- Exercise description -
The expected response is the entire set of entries, copied exactly.

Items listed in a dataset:

========================================

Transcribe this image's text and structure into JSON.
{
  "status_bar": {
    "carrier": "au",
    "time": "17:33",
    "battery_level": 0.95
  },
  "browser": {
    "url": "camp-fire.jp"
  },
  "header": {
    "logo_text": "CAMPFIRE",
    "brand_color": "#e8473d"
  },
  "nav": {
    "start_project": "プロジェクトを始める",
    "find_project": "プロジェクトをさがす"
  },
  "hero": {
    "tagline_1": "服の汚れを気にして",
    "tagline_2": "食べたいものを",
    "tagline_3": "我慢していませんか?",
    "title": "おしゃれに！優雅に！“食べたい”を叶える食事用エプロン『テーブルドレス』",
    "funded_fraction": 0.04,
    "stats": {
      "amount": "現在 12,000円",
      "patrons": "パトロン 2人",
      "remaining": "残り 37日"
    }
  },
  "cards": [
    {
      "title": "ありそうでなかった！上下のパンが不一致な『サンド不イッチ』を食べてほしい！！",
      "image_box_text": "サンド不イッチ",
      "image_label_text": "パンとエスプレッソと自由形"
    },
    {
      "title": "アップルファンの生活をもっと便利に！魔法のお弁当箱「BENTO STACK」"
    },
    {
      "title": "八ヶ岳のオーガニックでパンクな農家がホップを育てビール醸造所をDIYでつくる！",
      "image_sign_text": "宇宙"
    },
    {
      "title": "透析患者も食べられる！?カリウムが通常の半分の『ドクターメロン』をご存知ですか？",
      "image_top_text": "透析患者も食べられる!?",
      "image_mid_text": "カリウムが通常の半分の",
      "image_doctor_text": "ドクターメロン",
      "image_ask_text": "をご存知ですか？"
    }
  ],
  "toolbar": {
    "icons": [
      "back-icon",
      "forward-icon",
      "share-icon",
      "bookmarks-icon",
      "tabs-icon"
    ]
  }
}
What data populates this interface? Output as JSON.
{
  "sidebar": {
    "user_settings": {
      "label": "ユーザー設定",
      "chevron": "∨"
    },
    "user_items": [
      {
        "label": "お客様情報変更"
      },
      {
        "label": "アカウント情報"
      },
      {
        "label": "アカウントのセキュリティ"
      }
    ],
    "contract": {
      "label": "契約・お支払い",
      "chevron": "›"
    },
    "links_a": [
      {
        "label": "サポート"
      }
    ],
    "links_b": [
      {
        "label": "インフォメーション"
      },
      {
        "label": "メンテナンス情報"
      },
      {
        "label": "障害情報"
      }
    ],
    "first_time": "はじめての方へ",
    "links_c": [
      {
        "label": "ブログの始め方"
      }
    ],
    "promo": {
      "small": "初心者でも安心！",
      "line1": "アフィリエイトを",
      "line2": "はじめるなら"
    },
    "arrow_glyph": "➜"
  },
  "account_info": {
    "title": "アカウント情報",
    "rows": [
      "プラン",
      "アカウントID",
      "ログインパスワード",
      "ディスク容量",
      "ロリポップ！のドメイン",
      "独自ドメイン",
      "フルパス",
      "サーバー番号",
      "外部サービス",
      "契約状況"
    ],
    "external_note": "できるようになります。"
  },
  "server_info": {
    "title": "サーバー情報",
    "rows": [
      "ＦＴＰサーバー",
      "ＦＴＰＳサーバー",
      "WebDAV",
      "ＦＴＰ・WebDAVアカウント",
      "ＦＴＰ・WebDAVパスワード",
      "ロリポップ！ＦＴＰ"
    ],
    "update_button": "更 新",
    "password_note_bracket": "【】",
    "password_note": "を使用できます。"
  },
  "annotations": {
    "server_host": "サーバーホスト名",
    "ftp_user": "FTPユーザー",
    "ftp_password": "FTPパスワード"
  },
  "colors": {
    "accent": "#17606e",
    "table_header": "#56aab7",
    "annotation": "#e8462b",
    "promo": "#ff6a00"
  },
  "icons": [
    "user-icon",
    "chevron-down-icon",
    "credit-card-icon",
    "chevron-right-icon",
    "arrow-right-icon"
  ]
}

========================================

- Answer for this exercise -
Transcribe this image's text and structure into JSON.
{
  "status_bar": {
    "carrier": "au",
    "time": "17:33",
    "battery_level": 0.95
  },
  "browser": {
    "url": "camp-fire.jp"
  },
  "header": {
    "logo_text": "CAMPFIRE",
    "brand_color": "#e8473d"
  },
  "nav": {
    "start_project": "プロジェクトを始める",
    "find_project": "プロジェクトをさがす"
  },
  "hero": {
    "tagline_1": "服の汚れを気にして",
    "tagline_2": "食べたいものを",
    "tagline_3": "我慢していませんか?",
    "title": "おしゃれに！優雅に！“食べたい”を叶える食事用エプロン『テーブルドレス』",
    "funded_fraction": 0.04,
    "stats": {
      "amount": "現在 12,000円",
      "patrons": "パトロン 2人",
      "remaining": "残り 37日"
    }
  },
  "cards": [
    {
      "title": "ありそうでなかった！上下のパンが不一致な『サンド不イッチ』を食べてほしい！！",
      "image_box_text": "サンド不イッチ",
      "image_label_text": "パンとエスプレッソと自由形"
    },
    {
      "title": "アップルファンの生活をもっと便利に！魔法のお弁当箱「BENTO STACK」"
    },
    {
      "title": "八ヶ岳のオーガニックでパンクな農家がホップを育てビール醸造所をDIYでつくる！",
      "image_sign_text": "宇宙"
    },
    {
      "title": "透析患者も食べられる！?カリウムが通常の半分の『ドクターメロン』をご存知ですか？",
      "image_top_text": "透析患者も食べられる!?",
      "image_mid_text": "カリウムが通常の半分の",
      "image_doctor_text": "ドクターメロン",
      "image_ask_text": "をご存知ですか？"
    }
  ],
  "toolbar": {
    "icons": [
      "back-icon",
      "forward-icon",
      "share-icon",
      "bookmarks-icon",
      "tabs-icon"
    ]
  }
}
What data populates this interface? Output as JSON.
{
  "sidebar": {
    "user_settings": {
      "label": "ユーザー設定",
      "chevron": "∨"
    },
    "user_items": [
      {
        "label": "お客様情報変更"
      },
      {
        "label": "アカウント情報"
      },
      {
        "label": "アカウントのセキュリティ"
      }
    ],
    "contract": {
      "label": "契約・お支払い",
      "chevron": "›"
    },
    "links_a": [
      {
        "label": "サポート"
      }
    ],
    "links_b": [
      {
        "label": "インフォメーション"
      },
      {
        "label": "メンテナンス情報"
      },
      {
        "label": "障害情報"
      }
    ],
    "first_time": "はじめての方へ",
    "links_c": [
      {
        "label": "ブログの始め方"
      }
    ],
    "promo": {
      "small": "初心者でも安心！",
      "line1": "アフィリエイトを",
      "line2": "はじめるなら"
    },
    "arrow_glyph": "➜"
  },
  "account_info": {
    "title": "アカウント情報",
    "rows": [
      "プラン",
      "アカウントID",
      "ログインパスワード",
      "ディスク容量",
      "ロリポップ！のドメイン",
      "独自ドメイン",
      "フルパス",
      "サーバー番号",
      "外部サービス",
      "契約状況"
    ],
    "external_note": "できるようになります。"
  },
  "server_info": {
    "title": "サーバー情報",
    "rows": [
      "ＦＴＰサーバー",
      "ＦＴＰＳサーバー",
      "WebDAV",
      "ＦＴＰ・WebDAVアカウント",
      "ＦＴＰ・WebDAVパスワード",
      "ロリポップ！ＦＴＰ"
    ],
    "update_button": "更 新",
    "password_note_bracket": "【】",
    "password_note": "を使用できます。"
  },
  "annotations": {
    "server_host": "サーバーホスト名",
    "ftp_user": "FTPユーザー",
    "ftp_password": "FTPパスワード"
  },
  "colors": {
    "accent": "#17606e",
    "table_header": "#56aab7",
    "annotation": "#e8462b",
    "promo": "#ff6a00"
  },
  "icons": [
    "user-icon",
    "chevron-down-icon",
    "credit-card-icon",
    "chevron-right-icon",
    "arrow-right-icon"
  ]
}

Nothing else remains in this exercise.